-- Material to process follows --

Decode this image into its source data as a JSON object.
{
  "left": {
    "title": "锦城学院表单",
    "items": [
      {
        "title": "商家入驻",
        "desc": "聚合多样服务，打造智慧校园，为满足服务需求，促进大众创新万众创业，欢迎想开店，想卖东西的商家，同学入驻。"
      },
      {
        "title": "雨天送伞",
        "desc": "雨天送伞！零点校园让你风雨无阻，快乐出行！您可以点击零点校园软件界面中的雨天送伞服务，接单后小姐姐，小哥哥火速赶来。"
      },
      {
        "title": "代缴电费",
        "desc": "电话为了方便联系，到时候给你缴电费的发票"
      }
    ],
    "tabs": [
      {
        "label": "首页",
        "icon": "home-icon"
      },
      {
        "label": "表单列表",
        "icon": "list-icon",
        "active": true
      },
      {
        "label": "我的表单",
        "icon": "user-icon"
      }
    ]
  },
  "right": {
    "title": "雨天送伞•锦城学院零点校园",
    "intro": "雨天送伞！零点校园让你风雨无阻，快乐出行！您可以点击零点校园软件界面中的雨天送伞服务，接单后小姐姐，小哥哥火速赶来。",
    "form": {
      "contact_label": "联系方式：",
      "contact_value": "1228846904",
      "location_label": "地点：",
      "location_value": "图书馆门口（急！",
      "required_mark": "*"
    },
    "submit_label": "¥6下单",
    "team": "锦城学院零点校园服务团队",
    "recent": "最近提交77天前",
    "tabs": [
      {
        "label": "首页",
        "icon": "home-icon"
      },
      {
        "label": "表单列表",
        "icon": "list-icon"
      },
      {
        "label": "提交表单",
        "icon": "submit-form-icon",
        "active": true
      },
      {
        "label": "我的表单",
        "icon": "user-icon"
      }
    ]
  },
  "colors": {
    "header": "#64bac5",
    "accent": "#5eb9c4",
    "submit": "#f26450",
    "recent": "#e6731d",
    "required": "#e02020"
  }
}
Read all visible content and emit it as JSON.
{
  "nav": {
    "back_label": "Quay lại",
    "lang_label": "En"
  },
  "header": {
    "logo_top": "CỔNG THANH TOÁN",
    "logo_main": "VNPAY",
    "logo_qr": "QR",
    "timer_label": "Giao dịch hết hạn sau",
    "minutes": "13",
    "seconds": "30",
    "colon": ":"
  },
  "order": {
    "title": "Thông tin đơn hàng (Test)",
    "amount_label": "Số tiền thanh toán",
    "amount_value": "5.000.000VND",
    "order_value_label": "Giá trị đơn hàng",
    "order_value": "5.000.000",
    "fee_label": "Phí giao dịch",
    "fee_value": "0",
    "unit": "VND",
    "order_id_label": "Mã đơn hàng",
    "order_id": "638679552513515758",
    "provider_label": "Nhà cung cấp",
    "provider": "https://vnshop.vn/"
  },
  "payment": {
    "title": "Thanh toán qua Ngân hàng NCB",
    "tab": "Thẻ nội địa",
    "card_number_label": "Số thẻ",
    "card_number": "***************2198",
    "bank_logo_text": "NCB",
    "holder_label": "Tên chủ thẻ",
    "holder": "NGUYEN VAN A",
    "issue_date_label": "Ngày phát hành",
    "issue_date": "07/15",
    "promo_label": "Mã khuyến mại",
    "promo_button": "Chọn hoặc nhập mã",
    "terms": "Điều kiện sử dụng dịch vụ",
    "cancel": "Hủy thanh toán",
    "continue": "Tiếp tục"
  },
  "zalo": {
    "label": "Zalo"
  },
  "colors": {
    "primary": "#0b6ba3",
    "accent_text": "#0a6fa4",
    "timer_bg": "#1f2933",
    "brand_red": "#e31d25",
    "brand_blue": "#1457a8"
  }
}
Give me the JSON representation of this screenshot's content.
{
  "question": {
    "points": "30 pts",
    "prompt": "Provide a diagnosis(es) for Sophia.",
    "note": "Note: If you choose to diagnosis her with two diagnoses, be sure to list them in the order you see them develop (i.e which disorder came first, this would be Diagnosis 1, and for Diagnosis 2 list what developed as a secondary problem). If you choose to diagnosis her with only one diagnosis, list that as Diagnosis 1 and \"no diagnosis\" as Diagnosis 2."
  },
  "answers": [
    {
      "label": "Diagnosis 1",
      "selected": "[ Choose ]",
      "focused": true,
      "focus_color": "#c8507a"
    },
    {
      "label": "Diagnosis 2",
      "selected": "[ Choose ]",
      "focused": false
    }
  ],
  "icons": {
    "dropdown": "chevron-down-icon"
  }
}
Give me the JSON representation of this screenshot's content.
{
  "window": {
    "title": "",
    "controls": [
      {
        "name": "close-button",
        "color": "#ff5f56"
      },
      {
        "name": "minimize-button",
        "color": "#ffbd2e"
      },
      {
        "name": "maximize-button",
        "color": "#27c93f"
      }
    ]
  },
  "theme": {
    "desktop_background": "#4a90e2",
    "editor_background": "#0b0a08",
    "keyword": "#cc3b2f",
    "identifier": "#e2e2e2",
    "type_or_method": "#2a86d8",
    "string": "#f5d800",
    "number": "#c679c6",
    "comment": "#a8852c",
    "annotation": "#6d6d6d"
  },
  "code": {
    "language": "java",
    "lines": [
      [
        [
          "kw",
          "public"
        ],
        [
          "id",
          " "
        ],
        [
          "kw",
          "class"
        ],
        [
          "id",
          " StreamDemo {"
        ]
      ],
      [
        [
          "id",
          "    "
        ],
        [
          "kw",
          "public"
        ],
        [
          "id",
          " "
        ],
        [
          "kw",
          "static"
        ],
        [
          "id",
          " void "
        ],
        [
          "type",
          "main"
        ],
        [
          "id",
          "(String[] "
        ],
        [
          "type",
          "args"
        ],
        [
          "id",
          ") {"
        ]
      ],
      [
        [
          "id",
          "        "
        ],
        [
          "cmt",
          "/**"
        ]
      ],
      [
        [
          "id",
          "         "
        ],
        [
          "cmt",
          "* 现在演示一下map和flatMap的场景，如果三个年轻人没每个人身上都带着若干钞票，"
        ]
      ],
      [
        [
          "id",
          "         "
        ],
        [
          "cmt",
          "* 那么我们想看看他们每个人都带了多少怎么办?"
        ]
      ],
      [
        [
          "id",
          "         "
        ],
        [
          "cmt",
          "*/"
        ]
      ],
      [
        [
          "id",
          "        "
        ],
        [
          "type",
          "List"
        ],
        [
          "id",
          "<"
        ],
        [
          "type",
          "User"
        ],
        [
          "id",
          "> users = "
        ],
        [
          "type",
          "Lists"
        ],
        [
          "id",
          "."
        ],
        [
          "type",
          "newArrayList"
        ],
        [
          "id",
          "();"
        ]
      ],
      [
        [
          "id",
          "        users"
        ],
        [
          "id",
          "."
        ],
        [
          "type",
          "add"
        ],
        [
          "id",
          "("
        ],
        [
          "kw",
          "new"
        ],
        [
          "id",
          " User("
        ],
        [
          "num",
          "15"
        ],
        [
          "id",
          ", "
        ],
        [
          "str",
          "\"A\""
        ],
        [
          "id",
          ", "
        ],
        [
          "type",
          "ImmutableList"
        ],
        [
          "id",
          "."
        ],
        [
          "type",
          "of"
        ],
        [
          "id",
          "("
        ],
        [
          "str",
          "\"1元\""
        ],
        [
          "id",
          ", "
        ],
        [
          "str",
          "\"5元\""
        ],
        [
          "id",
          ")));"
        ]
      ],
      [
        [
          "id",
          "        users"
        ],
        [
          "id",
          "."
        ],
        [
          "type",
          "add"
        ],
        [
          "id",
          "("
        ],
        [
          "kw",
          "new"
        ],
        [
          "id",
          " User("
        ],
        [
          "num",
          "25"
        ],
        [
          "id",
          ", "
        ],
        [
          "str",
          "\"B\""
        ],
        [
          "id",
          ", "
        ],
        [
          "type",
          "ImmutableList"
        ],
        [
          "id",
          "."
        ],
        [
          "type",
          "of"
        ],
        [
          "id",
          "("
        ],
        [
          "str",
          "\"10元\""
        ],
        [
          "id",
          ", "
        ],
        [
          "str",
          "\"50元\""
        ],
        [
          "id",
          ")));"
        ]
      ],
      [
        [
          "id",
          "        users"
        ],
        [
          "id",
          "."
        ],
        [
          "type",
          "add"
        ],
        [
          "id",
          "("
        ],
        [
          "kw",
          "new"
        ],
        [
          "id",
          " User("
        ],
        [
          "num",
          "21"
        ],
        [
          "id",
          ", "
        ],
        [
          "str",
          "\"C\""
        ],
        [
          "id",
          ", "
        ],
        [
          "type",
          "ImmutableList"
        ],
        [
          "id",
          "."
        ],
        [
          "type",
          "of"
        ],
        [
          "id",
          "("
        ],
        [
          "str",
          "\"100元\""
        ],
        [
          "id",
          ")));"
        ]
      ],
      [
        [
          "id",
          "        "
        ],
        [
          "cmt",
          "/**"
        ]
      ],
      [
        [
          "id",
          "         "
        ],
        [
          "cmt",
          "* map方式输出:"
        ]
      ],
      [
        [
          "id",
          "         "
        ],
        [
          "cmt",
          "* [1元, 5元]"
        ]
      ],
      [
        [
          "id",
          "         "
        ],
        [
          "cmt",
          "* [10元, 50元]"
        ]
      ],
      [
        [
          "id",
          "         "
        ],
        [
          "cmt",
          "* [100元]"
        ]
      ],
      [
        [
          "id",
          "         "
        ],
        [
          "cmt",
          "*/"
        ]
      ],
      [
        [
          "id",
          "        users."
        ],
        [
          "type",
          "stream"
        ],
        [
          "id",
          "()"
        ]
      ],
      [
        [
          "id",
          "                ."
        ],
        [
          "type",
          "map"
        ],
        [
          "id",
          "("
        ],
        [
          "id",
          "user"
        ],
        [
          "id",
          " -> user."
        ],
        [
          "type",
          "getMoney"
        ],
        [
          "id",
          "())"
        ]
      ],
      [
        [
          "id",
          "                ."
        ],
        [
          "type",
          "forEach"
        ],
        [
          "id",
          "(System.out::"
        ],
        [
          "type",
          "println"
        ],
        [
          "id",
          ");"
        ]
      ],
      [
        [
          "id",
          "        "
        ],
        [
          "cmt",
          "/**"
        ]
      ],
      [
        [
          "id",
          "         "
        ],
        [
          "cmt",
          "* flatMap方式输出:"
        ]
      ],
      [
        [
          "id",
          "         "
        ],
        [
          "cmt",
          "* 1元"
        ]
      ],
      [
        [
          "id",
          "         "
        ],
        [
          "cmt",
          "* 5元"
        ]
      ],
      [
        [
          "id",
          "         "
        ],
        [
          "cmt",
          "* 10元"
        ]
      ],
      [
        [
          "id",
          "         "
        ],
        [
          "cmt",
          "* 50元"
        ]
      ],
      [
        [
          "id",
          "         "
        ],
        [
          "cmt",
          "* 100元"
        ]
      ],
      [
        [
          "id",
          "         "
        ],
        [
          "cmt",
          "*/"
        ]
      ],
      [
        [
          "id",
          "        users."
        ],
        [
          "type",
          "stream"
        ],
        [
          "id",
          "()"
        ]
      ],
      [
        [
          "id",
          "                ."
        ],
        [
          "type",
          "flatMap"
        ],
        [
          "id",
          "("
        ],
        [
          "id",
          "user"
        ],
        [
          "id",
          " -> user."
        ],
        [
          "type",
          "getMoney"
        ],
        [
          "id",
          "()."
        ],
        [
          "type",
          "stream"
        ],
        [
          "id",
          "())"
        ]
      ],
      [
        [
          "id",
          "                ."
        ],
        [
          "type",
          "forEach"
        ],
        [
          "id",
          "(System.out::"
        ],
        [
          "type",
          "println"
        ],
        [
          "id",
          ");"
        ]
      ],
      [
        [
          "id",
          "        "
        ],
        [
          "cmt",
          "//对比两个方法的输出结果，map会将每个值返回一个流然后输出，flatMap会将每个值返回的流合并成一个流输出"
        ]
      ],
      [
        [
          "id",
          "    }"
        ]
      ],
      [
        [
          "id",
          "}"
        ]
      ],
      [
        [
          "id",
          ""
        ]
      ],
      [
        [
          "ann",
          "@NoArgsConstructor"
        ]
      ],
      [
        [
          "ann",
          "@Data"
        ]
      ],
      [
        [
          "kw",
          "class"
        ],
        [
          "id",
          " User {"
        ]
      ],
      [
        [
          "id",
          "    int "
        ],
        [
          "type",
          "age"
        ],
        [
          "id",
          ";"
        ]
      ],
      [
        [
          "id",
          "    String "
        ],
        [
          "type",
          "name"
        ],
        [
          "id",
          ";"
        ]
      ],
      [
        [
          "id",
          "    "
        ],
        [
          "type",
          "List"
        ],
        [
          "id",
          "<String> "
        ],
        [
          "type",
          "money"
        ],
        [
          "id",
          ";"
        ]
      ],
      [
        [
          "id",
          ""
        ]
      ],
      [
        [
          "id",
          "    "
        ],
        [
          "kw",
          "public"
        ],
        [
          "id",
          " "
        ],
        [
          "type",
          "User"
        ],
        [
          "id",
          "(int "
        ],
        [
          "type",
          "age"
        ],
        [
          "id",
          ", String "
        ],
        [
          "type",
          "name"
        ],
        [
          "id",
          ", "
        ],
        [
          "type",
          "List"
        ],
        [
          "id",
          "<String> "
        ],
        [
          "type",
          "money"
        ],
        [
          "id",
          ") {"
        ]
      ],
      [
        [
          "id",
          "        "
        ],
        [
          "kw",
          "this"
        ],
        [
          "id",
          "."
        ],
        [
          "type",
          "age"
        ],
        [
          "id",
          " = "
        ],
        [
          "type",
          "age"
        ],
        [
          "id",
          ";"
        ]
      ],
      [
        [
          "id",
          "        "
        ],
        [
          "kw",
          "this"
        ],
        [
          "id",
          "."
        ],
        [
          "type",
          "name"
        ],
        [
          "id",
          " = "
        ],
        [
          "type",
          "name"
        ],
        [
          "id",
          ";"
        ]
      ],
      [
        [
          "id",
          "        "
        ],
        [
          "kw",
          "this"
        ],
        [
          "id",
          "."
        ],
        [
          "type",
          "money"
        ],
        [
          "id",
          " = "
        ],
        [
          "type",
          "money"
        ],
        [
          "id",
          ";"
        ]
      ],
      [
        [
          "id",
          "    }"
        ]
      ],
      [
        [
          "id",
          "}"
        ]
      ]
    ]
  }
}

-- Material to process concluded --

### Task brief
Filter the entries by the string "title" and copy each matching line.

### Your solution
    "title": "锦城学院表单",
        "title": "商家入驻",
        "title": "雨天送伞",
        "title": "代缴电费",
    "title": "雨天送伞•锦城学院零点校园",
    "title": "Thông tin đơn hàng (Test)",
    "title": "Thanh toán qua Ngân hàng NCB",
    "title": "",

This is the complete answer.